SUPPLIED DATA –

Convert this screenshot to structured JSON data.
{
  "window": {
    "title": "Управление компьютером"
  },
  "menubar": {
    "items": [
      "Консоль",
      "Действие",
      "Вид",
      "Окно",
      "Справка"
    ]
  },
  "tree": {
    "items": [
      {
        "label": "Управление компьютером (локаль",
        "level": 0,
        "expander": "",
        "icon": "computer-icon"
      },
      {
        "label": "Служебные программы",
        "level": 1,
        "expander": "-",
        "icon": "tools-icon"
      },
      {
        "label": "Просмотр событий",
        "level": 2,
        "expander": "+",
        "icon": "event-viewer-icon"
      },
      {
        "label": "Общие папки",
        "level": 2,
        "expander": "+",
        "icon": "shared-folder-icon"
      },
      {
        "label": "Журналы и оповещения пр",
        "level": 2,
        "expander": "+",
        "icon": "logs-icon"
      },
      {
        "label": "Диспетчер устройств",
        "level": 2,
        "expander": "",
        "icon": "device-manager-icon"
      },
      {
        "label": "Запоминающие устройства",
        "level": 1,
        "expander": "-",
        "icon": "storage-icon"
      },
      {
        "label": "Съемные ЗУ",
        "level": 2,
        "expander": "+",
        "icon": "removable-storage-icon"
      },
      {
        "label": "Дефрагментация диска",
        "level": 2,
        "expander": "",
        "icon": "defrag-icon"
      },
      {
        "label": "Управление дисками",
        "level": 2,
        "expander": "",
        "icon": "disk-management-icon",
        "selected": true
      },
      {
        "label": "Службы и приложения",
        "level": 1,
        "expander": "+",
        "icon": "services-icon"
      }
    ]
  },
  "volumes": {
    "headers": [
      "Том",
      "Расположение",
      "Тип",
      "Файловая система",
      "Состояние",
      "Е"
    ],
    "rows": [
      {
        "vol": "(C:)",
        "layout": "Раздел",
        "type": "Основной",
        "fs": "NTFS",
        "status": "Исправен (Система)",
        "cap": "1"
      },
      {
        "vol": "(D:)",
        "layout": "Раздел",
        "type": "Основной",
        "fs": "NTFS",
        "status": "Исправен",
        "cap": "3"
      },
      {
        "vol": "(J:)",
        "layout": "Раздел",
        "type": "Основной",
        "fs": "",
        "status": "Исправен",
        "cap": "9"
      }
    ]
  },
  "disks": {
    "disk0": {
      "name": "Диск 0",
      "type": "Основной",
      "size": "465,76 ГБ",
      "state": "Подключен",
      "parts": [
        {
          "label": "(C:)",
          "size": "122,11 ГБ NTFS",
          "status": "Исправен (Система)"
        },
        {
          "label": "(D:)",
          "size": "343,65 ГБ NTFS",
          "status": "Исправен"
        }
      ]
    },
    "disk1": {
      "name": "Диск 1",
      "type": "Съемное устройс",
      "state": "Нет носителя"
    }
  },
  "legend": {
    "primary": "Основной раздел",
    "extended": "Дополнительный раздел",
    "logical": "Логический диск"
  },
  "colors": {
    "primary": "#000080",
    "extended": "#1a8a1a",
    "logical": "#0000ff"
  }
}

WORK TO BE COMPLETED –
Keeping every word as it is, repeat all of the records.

WRITTEN SOLUTION –
Convert this screenshot to structured JSON data.
{
  "window": {
    "title": "Управление компьютером"
  },
  "menubar": {
    "items": [
      "Консоль",
      "Действие",
      "Вид",
      "Окно",
      "Справка"
    ]
  },
  "tree": {
    "items": [
      {
        "label": "Управление компьютером (локаль",
        "level": 0,
        "expander": "",
        "icon": "computer-icon"
      },
      {
        "label": "Служебные программы",
        "level": 1,
        "expander": "-",
        "icon": "tools-icon"
      },
      {
        "label": "Просмотр событий",
        "level": 2,
        "expander": "+",
        "icon": "event-viewer-icon"
      },
      {
        "label": "Общие папки",
        "level": 2,
        "expander": "+",
        "icon": "shared-folder-icon"
      },
      {
        "label": "Журналы и оповещения пр",
        "level": 2,
        "expander": "+",
        "icon": "logs-icon"
      },
      {
        "label": "Диспетчер устройств",
        "level": 2,
        "expander": "",
        "icon": "device-manager-icon"
      },
      {
        "label": "Запоминающие устройства",
        "level": 1,
        "expander": "-",
        "icon": "storage-icon"
      },
      {
        "label": "Съемные ЗУ",
        "level": 2,
        "expander": "+",
        "icon": "removable-storage-icon"
      },
      {
        "label": "Дефрагментация диска",
        "level": 2,
        "expander": "",
        "icon": "defrag-icon"
      },
      {
        "label": "Управление дисками",
        "level": 2,
        "expander": "",
        "icon": "disk-management-icon",
        "selected": true
      },
      {
        "label": "Службы и приложения",
        "level": 1,
        "expander": "+",
        "icon": "services-icon"
      }
    ]
  },
  "volumes": {
    "headers": [
      "Том",
      "Расположение",
      "Тип",
      "Файловая система",
      "Состояние",
      "Е"
    ],
    "rows": [
      {
        "vol": "(C:)",
        "layout": "Раздел",
        "type": "Основной",
        "fs": "NTFS",
        "status": "Исправен (Система)",
        "cap": "1"
      },
      {
        "vol": "(D:)",
        "layout": "Раздел",
        "type": "Основной",
        "fs": "NTFS",
        "status": "Исправен",
        "cap": "3"
      },
      {
        "vol": "(J:)",
        "layout": "Раздел",
        "type": "Основной",
        "fs": "",
        "status": "Исправен",
        "cap": "9"
      }
    ]
  },
  "disks": {
    "disk0": {
      "name": "Диск 0",
      "type": "Основной",
      "size": "465,76 ГБ",
      "state": "Подключен",
      "parts": [
        {
          "label": "(C:)",
          "size": "122,11 ГБ NTFS",
          "status": "Исправен (Система)"
        },
        {
          "label": "(D:)",
          "size": "343,65 ГБ NTFS",
          "status": "Исправен"
        }
      ]
    },
    "disk1": {
      "name": "Диск 1",
      "type": "Съемное устройс",
      "state": "Нет носителя"
    }
  },
  "legend": {
    "primary": "Основной раздел",
    "extended": "Дополнительный раздел",
    "logical": "Логический диск"
  },
  "colors": {
    "primary": "#000080",
    "extended": "#1a8a1a",
    "logical": "#0000ff"
  }
}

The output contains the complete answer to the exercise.